New York Gov. George Pataki also took aim at the wax figure, arguing that “a flattering portrayal of Yasser Arafat has no place in New York City.”
But Pataki immediately was criticized by the National Jewish Democratic Council for forging ahead with a planned $100,000-per-head fund-raiser at the museum in June to benefit the Republican Governors Association.
Elsewhere, Hikind’s actions drew mixed reactions from New York Jews.
Some expressed hostility, saying the protest makes Jews appear silly, hysterical or paranoid.
Others viewed it as a masterstroke of public relations. Local and national media were all over the story, highlighting what Jews say is Arafat’s direct role in instigating violence and bloodshed.
With “hasbarah” – a Hebrew term that falls somewhere between explanation and propaganda – assuming a central role as Israeli-Palestinian violence rolls on, Hikind used the uproar to disseminate his pro-Israel view in dozens of interviews.
Madame Tussaud’s, for its part, said it has no plans to oust the waxy PLO leader.
“The decision to portray an individual is irrespective of any political or religious stance,” Janine Scarpello, the museum’s general manager, said in a statement.
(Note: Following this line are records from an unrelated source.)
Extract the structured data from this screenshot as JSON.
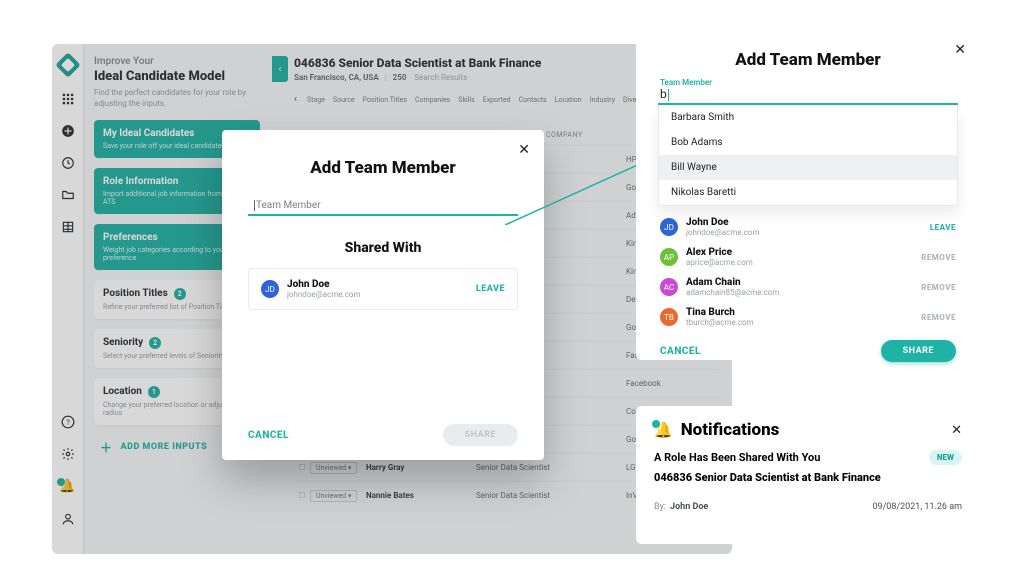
{
  "app": {
    "eyebrow": "Improve Your",
    "heading": "Ideal Candidate Model",
    "blurb": "Find the perfect candidates for your role by adjusting the inputs.",
    "cards": [
      {
        "title": "My Ideal Candidates",
        "sub": "Save your role off your ideal candidate"
      },
      {
        "title": "Role Information",
        "sub": "Import additional job information from your ATS"
      },
      {
        "title": "Preferences",
        "sub": "Weight job categories according to your preference"
      }
    ],
    "prefs": [
      {
        "title": "Position Titles",
        "badge": "2",
        "sub": "Refine your preferred list of Position Titles"
      },
      {
        "title": "Seniority",
        "badge": "2",
        "sub": "Select your preferred levels of Seniority"
      },
      {
        "title": "Location",
        "badge": "1",
        "sub": "Change your preferred location or adjust the radius"
      }
    ],
    "add_more": "ADD MORE INPUTS"
  },
  "role": {
    "title": "046836 Senior Data Scientist at Bank Finance",
    "location": "San Francisco, CA, USA",
    "count": "250",
    "count_label": "Search Results",
    "filters": [
      "Stage",
      "Source",
      "Position Titles",
      "Companies",
      "Skills",
      "Exported",
      "Contacts",
      "Location",
      "Industry",
      "Diversity"
    ],
    "company_header": "COMPANY",
    "rows": [
      {
        "name": "",
        "title": "",
        "company": "HP"
      },
      {
        "name": "",
        "title": "",
        "company": "Google"
      },
      {
        "name": "",
        "title": "",
        "company": "Adobe"
      },
      {
        "name": "",
        "title": "",
        "company": "Kingstone"
      },
      {
        "name": "",
        "title": "",
        "company": "Kingstone"
      },
      {
        "name": "",
        "title": "",
        "company": "Dell"
      },
      {
        "name": "",
        "title": "",
        "company": "Google"
      },
      {
        "name": "",
        "title": "",
        "company": "Facebook"
      },
      {
        "name": "",
        "title": "",
        "company": "Facebook"
      },
      {
        "name": "",
        "title": "",
        "company": "Company"
      },
      {
        "name": "",
        "title": "",
        "company": "Google"
      },
      {
        "name": "Harry Gray",
        "title": "Senior Data Scientist",
        "company": "LG Electronics"
      },
      {
        "name": "Nannie Bates",
        "title": "Senior Data Scientist",
        "company": "InVision"
      }
    ],
    "tag_label": "Unviewed"
  },
  "modal1": {
    "title": "Add Team Member",
    "placeholder": "Team Member",
    "shared_heading": "Shared With",
    "member": {
      "name": "John Doe",
      "email": "johndoe@acme.com",
      "avatar_color": "#2f64d8",
      "initials": "JD"
    },
    "leave": "LEAVE",
    "cancel": "CANCEL",
    "share": "SHARE"
  },
  "modal2": {
    "title": "Add Team Member",
    "float_label": "Team Member",
    "query": "b",
    "options": [
      "Barbara Smith",
      "Bob Adams",
      "Bill Wayne",
      "Nikolas Baretti"
    ],
    "selected_index": 2,
    "shared": [
      {
        "name": "John Doe",
        "email": "johndoe@acme.com",
        "action": "LEAVE",
        "avatar_color": "#2f64d8",
        "initials": "JD"
      },
      {
        "name": "Alex Price",
        "email": "aprice@acme.com",
        "action": "REMOVE",
        "avatar_color": "#6fbf3b",
        "initials": "AP"
      },
      {
        "name": "Adam Chain",
        "email": "adamchain85@acme.com",
        "action": "REMOVE",
        "avatar_color": "#c84bd6",
        "initials": "AC"
      },
      {
        "name": "Tina Burch",
        "email": "tburch@acme.com",
        "action": "REMOVE",
        "avatar_color": "#e86a2e",
        "initials": "TB"
      }
    ],
    "cancel": "CANCEL",
    "share": "SHARE"
  },
  "notif": {
    "title": "Notifications",
    "line1": "A Role Has Been Shared With You",
    "new_badge": "NEW",
    "line2": "046836 Senior Data Scientist at Bank Finance",
    "by_label": "By:",
    "by_name": "John Doe",
    "timestamp": "09/08/2021, 11.26 am"
  }
}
A spokeswoman for the museum, Terry Wills, said the museum’s attractions are designed for “the personal experience, which encourages individual consideration and reflection. Some of the statues make you happy, some may make you sad, depending on your personal frame of reference.”
The London Tussaud’s, for example, includes statues of Hitler and Yugoslav despot Slobodan Milosevic.
Museum-goers generally were nonplused by the situation.
The giggly teens and tourists from middle America who roamed the museum Thursday were less interested in the political figures on display than by photo opportunities with a hunky Brad Pitt replica, a slimmed-down Oprah Winfrey or a wheelchair-bound Christopher Reeve.
Yet the crowd couldn’t help wondering why a CNN camera crew was hovering around the rather stumpish man in the checkered headdress.
The Arafat rendering is remarkably life-like: in addition to the military fatigues, there’s the scraggly beard and the dark rings beneath his eyes, even liver spots on his temple.
While the descriptions of other historic figures offer flowery adjectives and quick summaries of their accomplishments, the Arafat description is innocuous – perhaps a reflection of politically correct sensitivities.
“The Madame Tussaud’s artists traveled to Tunis, accompanied by a BBC film crew, for this sitting with the President of the Palestinian Authority,” the sign reads, ignoring allegations that Arafat masterminded Palestinian terrorism for years – and may continue to do so.
Yet none of the passersby got worked up about it.
“You don’t have to like Malcolm X, but he’s history,” one woman told a CNN reporter. “You may not like JFK or Billy Graham, but they’re history. So I think” the Arafat statue “should stay.”
Another observer said, “I would never assume that I could go to any museum and ask for a certain piece to be removed” because it was deemed offensive.
Mary Sansom of West Virginia, however, told JTA that Arafat “shouldn’t be in the same place with people who are trying to do good.”
As for the demonstrators outside, “I think they have a reason to protest,” said Vicky Rohan of Akron, Ohio. “The whole thing over there in that country is such a mess. It’s so sad that all those poor Palestinian children are being killed.”
Hikind, meanwhile, vowed to continue his push to have the statue removed. But he also proposed an alternate solution.
“I’m not saying you can’t have someone controversial or who does not represent a democracy,” he said. “But if they want to have Arafat in the museum, they can put him in a different section, with” Libyan leader Muammar “Gadhafi and” Iraqi leader “Saddam Hussein. That’s the kind of company he fits into nicely.”